All-flash storage provider Kaminario is getting out of the hardware business to become a software company. The company announced this week a deal with Florida-based Tech Data, which will build, sell, and service computer hardware equipped with Kaminario's VisionOS, Clarity analytics software, and Flex automation and orchestration software. Under the agreement, Kaminario will receive a percentage of Tech Data's sales of the systems.
According to Kaminario, the move will result in a win-win situation for all involved, including its more than 200 channel partners.

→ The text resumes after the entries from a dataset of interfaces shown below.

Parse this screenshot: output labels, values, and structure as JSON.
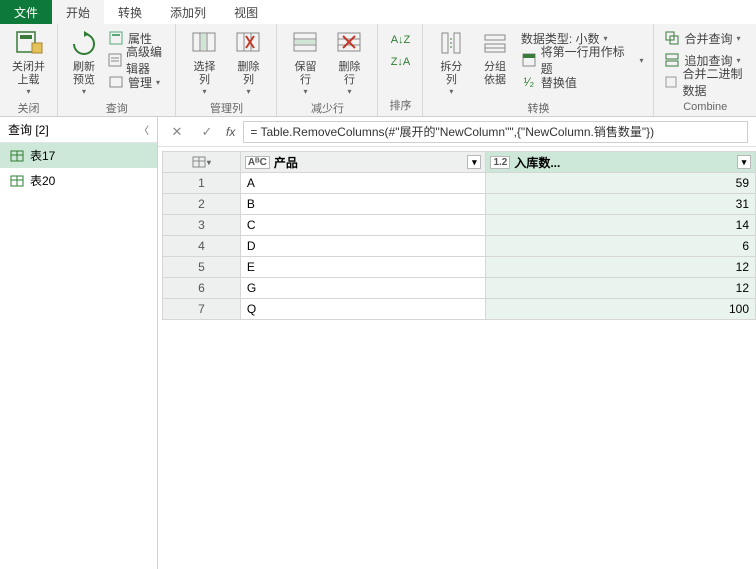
{
  "tabs": {
    "file": "文件",
    "home": "开始",
    "transform": "转换",
    "addcol": "添加列",
    "view": "视图"
  },
  "ribbon": {
    "close": {
      "btn": "关闭并\n上载",
      "group": "关闭"
    },
    "query": {
      "refresh": "刷新\n预览",
      "props": "属性",
      "adv": "高级编辑器",
      "manage": "管理",
      "group": "查询"
    },
    "cols": {
      "choose": "选择\n列",
      "remove": "删除\n列",
      "group": "管理列"
    },
    "rows": {
      "keep": "保留\n行",
      "remove": "删除\n行",
      "group": "减少行"
    },
    "sort": {
      "group": "排序"
    },
    "transform": {
      "split": "拆分\n列",
      "groupby": "分组\n依据",
      "dtype": "数据类型: 小数",
      "firstrow": "将第一行用作标题",
      "replace": "替换值",
      "group": "转换"
    },
    "combine": {
      "merge": "合并查询",
      "append": "追加查询",
      "binary": "合并二进制数据",
      "group": "Combine"
    }
  },
  "queries": {
    "title": "查询 [2]",
    "items": [
      "表17",
      "表20"
    ]
  },
  "fx": {
    "formula": "= Table.RemoveColumns(#\"展开的\"NewColumn\"\",{\"NewColumn.销售数量\"})"
  },
  "grid": {
    "col1": {
      "type": "AᴮC",
      "name": "产品"
    },
    "col2": {
      "type": "1.2",
      "name": "入库数..."
    },
    "rows": [
      {
        "n": "1",
        "p": "A",
        "v": "59"
      },
      {
        "n": "2",
        "p": "B",
        "v": "31"
      },
      {
        "n": "3",
        "p": "C",
        "v": "14"
      },
      {
        "n": "4",
        "p": "D",
        "v": "6"
      },
      {
        "n": "5",
        "p": "E",
        "v": "12"
      },
      {
        "n": "6",
        "p": "G",
        "v": "12"
      },
      {
        "n": "7",
        "p": "Q",
        "v": "100"
      }
    ]
  }
}
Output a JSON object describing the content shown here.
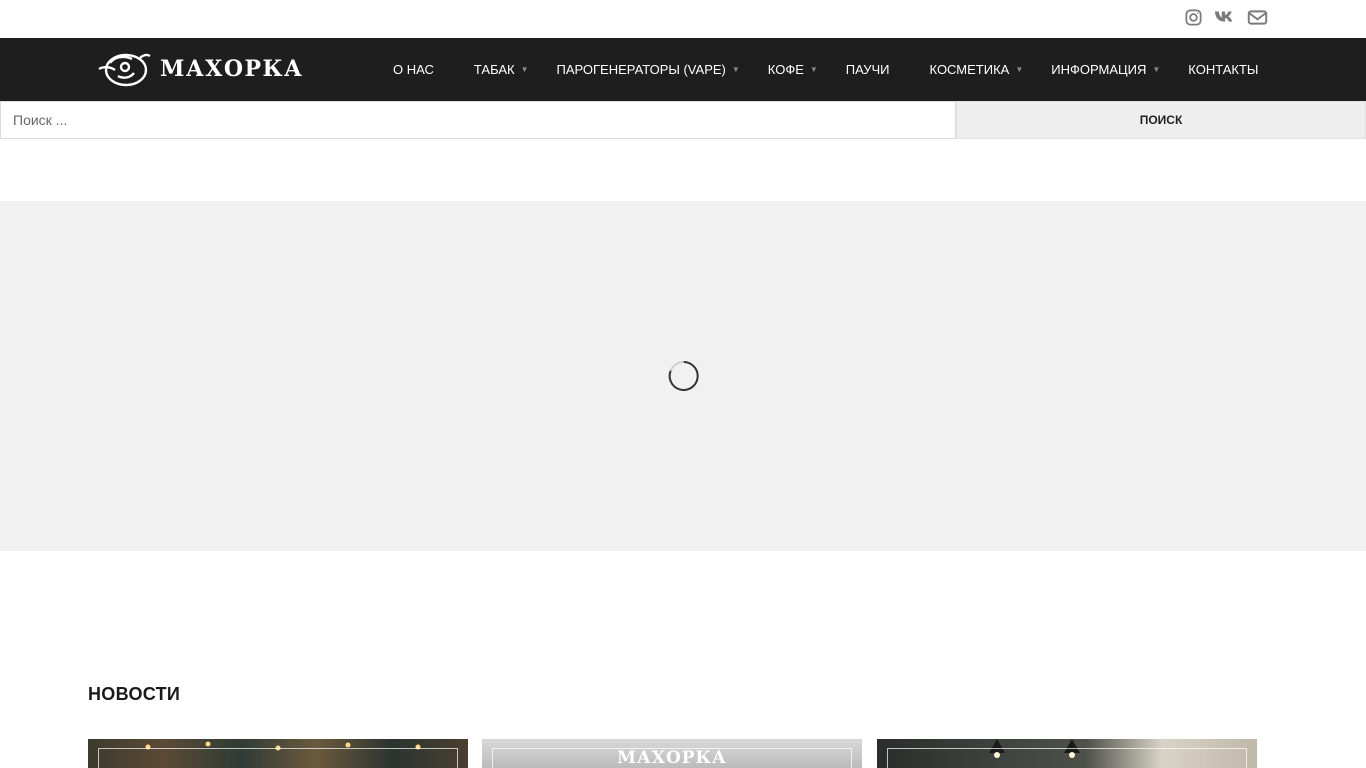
{
  "social": {
    "icons": [
      "instagram-icon",
      "vk-icon",
      "envelope-icon"
    ],
    "color": "#7a7a7a"
  },
  "header": {
    "logo_text": "МАХОРКА",
    "background": "#1e1e1e"
  },
  "menu": {
    "items": [
      {
        "label": "О НАС",
        "has_submenu": false
      },
      {
        "label": "ТАБАК",
        "has_submenu": true
      },
      {
        "label": "ПАРОГЕНЕРАТОРЫ (VAPE)",
        "has_submenu": true
      },
      {
        "label": "КОФЕ",
        "has_submenu": true
      },
      {
        "label": "ПАУЧИ",
        "has_submenu": false
      },
      {
        "label": "КОСМЕТИКА",
        "has_submenu": true
      },
      {
        "label": "ИНФОРМАЦИЯ",
        "has_submenu": true
      },
      {
        "label": "КОНТАКТЫ",
        "has_submenu": false
      }
    ],
    "arrow_glyph": "▼"
  },
  "search": {
    "placeholder": "Поиск ...",
    "value": "",
    "button_label": "ПОИСК"
  },
  "slider": {
    "state": "loading"
  },
  "news": {
    "title": "НОВОСТИ",
    "cards": [
      {
        "image": "shop-interior-lights"
      },
      {
        "image": "makhorka-storefront",
        "logo_text": "МАХОРКА"
      },
      {
        "image": "shop-interior-lamps"
      }
    ]
  }
}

In a prepared statement, Kaminario's founder and CEO, Dani Golan, said the move "positions us to deliver the economics and flexible consumption models that cloud providers need with absolutely no compromises on our well-proven technology capability."

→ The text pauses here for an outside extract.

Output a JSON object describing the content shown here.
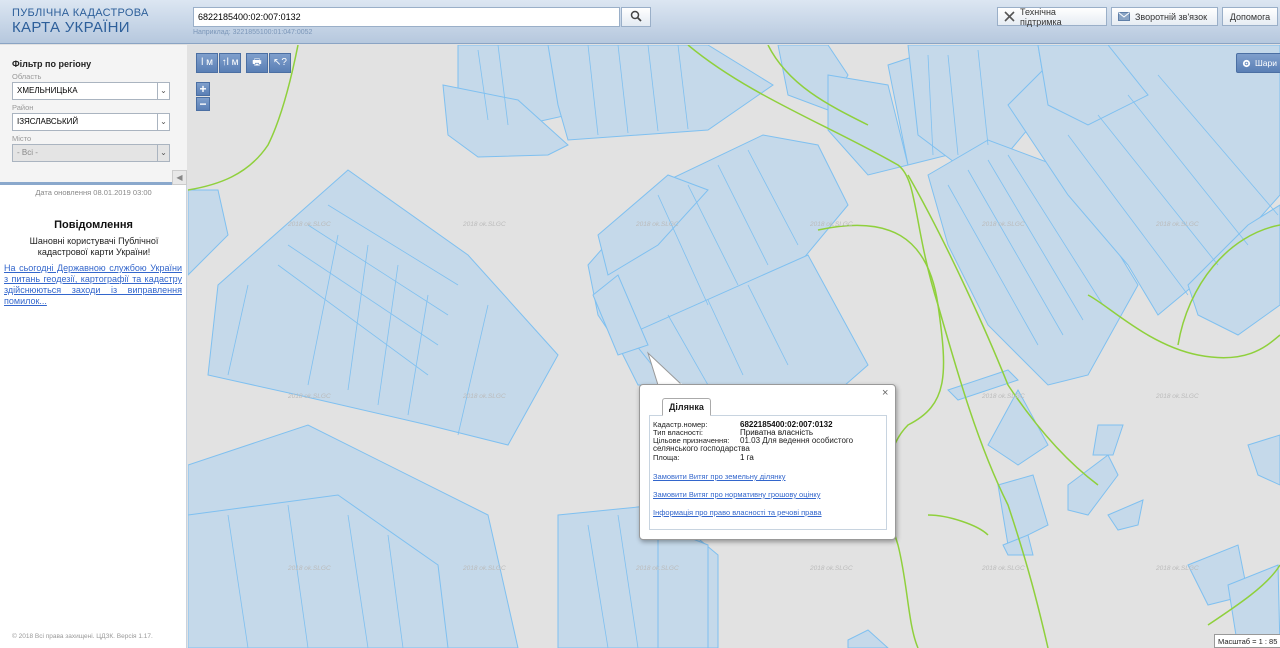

He expanded on this point in an interview with The Register published on Wednesday: "We simplify our operations and remove the inventory holding costs from our operational model. We can now more easily collaborate with our supply-chain partners and continue to lower our cost of customer acquisition."
In addition, he indicated the partnership will result in products such as the Kaminario K2 all-flash array being delivered with "disruptive" pricing by leveraging Tech Data's manufacturing prowess and buying power, as well as its product and supply chain expertise.
All indications are that this deal is something of a lifeline for Kaminario. Although it has raised $218 million in funding since it was founded in 2008, the privately held Massachusetts-based company is not thought to have yet turned a profit, even though the company has received many industry accolades, both for the quality of it products and for it's marketing acumen.
"There’s a lot of reasons software companies are more valuable than traditional hardware companies," Kaminario's chief marketing officer, Josh Epstein, told the Boston Business Journal. "It’s just expensive to manage inventory, to buy stuff to hold it, to manage logistics."
Kaminario certainly has expertise and credibility in the software arena -- especially when it comes to software defined storage. In October the company announced it was moving towards a software defined "self-driving data center" when it announced it had added machine learning to the cloud-based predictive analytics platform, Clarity, that integrates with its K2 storage systems.
Tech Data is well suited for the task of doing the heavy lifting on the hardware manufacturing and distribution end. In business since 1974, it specializes in IT products and services, providing a broad range of products, logistics capabilities and value-added services that tech manufacturers and resellers, including Apple, Cisco, Hewlett Packard Enterprise, IBM, Microsoft, Symantec and VMware, leverage to deploy IT solutions.
It's also on sound financial footing. Last year the publicly traded company reported revenues of $26.2 billion and a gross profit of $1.3 billion. Pertinent to this deal is its global reach: the company is especially visible in Canada, Mexico and the EU.
"Tech Data provides product lifecycle management services for technology companies that want to focus on their core competencies," John O’Shea, Tech Data's SVP, global lifecycle management services, Americas, said in a statement. "Our alliance with Kaminario helps them to deliver a complete solution to their customers by leveraging Tech Data’s global logistics network and comprehensive integration and product support services."
Now that it's getting out of the manufacturing game, the obvious next move at Kaminario will be some serious cost cutting, which will definitely result in a loss of jobs for some of the company's estimated 250 employees. For the time being, the company is being mute about how many might be facing the ax. However, Golan acknowledges that "we will be aligning resources and investments to support our core competencies, drive profitable growth and increase operational efficiency."